Problem statement :: Collect every line in the records below that contains the word "What".

───

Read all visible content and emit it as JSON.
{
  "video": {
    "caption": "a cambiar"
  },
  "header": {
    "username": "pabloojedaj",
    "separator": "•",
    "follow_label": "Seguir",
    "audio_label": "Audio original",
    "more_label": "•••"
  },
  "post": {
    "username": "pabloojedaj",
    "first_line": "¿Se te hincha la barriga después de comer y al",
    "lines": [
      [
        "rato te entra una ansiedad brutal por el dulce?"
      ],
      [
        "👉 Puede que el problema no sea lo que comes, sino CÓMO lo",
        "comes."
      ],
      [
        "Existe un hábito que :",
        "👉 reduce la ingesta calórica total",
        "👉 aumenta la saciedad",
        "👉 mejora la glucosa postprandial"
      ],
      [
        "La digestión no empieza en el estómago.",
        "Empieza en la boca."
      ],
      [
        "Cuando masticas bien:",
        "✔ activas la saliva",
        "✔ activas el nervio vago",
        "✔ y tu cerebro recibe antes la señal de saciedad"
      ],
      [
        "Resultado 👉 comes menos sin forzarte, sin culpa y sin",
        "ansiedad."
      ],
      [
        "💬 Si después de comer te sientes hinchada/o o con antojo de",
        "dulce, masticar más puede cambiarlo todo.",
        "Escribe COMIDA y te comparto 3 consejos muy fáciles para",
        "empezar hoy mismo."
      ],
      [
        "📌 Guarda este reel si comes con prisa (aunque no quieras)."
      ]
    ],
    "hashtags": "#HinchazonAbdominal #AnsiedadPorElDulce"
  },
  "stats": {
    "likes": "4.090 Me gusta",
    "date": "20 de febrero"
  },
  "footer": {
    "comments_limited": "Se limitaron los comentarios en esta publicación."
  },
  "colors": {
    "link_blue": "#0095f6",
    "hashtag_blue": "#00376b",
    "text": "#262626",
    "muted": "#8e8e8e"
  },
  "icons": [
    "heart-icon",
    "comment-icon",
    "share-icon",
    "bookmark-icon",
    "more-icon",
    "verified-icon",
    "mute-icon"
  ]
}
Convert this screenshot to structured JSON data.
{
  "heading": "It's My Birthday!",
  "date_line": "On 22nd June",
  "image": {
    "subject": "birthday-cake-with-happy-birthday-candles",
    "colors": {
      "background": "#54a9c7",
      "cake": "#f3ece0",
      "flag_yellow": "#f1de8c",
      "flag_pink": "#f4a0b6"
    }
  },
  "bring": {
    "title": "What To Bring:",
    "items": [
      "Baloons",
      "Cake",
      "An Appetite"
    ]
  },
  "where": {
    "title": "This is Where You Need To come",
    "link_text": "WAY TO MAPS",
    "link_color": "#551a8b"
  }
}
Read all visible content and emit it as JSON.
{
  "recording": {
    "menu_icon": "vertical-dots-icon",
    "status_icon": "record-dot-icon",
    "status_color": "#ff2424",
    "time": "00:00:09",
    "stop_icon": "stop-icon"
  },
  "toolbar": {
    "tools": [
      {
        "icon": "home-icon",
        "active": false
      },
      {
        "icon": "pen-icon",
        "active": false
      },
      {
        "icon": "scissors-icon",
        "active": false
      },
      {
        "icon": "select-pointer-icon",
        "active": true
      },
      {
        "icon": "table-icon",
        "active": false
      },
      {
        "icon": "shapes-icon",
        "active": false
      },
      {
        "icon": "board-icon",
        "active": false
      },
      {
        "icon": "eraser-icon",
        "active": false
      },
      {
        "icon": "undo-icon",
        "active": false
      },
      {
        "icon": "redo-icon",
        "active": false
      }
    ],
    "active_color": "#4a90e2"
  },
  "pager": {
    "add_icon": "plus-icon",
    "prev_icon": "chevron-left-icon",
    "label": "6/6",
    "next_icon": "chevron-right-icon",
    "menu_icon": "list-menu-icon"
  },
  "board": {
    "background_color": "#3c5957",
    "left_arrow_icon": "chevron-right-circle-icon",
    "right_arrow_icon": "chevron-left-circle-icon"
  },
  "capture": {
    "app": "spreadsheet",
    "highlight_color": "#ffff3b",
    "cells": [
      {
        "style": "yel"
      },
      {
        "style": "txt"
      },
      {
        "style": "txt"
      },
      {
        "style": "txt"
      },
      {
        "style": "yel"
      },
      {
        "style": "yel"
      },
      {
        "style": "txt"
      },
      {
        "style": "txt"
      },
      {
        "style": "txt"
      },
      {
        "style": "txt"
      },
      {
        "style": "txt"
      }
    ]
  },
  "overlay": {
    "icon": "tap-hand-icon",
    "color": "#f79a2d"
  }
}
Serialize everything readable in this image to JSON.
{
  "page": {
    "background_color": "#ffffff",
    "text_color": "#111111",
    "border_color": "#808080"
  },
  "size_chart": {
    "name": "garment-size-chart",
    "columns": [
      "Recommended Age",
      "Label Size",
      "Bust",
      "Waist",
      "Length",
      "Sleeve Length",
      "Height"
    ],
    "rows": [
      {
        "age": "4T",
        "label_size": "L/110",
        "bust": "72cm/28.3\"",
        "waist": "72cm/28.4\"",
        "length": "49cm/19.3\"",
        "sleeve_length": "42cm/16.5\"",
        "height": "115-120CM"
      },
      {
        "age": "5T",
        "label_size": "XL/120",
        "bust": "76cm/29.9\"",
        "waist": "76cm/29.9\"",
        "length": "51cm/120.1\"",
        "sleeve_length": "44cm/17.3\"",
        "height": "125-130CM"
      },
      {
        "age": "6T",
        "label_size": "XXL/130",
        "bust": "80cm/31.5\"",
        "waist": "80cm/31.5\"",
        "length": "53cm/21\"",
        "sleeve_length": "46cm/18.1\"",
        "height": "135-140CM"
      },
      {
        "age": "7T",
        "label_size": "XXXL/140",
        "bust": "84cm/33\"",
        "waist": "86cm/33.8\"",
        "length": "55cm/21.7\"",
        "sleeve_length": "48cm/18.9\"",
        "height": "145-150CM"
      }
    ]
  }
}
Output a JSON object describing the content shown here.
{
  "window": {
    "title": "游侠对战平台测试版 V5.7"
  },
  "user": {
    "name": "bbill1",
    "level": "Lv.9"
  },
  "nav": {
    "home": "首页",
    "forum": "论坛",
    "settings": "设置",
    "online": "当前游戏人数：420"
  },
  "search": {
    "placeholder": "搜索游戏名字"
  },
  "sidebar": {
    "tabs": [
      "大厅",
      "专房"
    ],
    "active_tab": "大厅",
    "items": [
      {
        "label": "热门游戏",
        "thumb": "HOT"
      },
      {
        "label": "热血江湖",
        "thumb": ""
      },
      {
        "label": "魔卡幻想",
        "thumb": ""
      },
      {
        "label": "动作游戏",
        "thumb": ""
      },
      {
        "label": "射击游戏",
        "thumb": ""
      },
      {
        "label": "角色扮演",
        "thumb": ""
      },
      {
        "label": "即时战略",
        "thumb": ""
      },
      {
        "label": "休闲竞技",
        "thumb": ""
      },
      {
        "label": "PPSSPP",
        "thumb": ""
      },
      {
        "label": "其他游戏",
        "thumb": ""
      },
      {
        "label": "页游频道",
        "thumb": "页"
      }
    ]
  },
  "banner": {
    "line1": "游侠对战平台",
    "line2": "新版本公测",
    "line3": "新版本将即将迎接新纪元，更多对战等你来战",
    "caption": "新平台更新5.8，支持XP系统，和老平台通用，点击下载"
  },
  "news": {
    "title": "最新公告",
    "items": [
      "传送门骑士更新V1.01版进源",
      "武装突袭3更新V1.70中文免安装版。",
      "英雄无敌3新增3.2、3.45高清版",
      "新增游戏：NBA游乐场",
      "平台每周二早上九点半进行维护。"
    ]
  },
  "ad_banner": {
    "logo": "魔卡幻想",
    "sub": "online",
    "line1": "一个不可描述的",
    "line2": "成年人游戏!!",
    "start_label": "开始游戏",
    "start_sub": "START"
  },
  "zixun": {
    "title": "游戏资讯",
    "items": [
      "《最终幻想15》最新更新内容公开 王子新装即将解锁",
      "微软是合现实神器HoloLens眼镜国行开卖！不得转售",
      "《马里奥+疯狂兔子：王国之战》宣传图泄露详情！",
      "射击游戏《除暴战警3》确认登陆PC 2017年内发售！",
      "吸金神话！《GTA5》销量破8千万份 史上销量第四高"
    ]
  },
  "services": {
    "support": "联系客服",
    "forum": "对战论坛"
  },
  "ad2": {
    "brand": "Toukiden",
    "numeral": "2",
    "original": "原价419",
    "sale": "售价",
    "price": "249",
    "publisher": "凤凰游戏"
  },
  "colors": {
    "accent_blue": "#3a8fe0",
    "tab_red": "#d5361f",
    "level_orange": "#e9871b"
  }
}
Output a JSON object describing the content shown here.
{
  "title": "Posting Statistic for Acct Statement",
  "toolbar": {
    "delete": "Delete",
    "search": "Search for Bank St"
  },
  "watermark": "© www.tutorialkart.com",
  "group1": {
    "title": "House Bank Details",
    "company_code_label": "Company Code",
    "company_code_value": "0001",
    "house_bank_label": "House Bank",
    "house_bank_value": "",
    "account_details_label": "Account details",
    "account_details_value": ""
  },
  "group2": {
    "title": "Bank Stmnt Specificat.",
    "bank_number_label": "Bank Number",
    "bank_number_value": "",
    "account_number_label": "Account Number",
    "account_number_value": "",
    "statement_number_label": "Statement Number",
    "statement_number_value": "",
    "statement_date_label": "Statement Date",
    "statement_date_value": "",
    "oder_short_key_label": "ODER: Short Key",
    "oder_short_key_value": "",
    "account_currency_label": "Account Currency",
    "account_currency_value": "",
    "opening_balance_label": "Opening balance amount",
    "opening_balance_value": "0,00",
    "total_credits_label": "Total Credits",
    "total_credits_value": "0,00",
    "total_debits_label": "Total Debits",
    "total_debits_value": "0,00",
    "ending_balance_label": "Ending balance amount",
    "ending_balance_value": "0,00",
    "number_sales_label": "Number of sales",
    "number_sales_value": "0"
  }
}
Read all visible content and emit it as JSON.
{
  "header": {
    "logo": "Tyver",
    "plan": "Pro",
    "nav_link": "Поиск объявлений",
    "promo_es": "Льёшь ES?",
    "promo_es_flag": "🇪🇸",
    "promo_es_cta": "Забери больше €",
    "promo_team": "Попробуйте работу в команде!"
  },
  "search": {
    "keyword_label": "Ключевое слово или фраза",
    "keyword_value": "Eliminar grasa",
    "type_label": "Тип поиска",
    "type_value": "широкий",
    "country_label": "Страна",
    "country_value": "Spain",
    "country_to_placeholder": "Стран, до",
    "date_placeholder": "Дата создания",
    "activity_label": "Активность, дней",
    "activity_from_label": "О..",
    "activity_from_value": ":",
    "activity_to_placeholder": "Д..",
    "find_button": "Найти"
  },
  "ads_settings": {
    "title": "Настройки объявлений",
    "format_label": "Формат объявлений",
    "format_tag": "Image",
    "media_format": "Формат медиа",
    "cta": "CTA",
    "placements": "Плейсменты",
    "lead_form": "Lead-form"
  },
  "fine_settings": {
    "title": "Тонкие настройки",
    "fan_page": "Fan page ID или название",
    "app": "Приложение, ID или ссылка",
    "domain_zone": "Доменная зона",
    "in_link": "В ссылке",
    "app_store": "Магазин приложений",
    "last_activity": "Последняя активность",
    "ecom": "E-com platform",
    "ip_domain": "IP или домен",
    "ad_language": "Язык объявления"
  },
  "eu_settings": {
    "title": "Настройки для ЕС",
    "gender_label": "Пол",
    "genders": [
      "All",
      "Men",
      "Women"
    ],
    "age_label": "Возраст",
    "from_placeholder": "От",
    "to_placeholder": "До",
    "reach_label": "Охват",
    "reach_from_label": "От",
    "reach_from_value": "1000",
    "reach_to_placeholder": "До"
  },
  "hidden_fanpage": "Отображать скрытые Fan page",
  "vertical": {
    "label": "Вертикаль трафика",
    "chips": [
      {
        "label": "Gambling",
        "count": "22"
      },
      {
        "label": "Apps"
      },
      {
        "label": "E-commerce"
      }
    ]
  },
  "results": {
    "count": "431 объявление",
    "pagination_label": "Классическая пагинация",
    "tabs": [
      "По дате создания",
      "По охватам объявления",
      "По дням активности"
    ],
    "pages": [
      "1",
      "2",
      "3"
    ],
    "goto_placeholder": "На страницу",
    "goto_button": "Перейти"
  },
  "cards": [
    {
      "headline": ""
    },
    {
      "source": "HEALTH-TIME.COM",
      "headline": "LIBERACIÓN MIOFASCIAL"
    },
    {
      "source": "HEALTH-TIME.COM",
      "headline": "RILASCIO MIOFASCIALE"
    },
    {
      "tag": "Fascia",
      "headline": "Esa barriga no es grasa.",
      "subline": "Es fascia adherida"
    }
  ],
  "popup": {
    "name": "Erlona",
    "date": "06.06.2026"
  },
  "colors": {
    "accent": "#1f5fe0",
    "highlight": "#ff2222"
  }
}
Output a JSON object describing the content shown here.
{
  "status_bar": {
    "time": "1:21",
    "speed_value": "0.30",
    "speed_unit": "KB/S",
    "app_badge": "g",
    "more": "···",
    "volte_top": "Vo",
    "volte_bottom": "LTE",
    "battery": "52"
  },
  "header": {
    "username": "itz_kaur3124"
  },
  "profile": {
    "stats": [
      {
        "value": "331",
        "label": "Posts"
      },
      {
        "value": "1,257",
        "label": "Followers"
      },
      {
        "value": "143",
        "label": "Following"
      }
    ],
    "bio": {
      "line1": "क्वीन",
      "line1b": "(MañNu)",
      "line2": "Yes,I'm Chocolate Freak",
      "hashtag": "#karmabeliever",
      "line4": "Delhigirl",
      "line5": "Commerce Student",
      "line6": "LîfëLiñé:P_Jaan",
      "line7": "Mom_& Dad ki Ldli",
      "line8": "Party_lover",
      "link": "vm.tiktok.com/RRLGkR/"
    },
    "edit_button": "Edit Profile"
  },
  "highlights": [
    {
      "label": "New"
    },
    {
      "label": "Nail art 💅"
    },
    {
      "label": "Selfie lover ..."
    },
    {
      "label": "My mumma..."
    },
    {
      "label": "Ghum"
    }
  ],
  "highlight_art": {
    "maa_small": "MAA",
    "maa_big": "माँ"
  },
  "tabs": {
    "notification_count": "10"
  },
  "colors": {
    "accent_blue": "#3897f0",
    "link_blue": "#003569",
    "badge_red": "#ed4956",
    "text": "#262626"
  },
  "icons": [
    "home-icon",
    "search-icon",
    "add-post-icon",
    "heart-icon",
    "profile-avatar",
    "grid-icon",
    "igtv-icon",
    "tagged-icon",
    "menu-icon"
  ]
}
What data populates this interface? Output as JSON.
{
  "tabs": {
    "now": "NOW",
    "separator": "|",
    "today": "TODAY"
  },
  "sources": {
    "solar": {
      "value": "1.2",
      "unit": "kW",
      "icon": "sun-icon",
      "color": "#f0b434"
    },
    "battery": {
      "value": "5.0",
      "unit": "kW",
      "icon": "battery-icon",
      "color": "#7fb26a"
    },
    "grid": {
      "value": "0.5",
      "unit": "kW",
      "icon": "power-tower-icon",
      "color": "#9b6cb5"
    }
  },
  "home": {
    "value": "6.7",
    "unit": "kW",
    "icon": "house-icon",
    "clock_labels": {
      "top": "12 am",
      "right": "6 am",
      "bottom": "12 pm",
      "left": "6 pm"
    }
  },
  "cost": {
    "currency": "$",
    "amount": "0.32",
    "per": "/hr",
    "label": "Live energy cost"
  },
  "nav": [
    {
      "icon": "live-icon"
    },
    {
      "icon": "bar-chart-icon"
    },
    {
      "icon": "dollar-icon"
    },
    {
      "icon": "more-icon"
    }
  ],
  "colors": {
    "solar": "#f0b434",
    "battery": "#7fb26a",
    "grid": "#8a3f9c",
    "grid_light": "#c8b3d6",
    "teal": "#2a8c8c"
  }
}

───

Reply ::
    "title": "What To Bring:",
What data populates this interface? Output as JSON.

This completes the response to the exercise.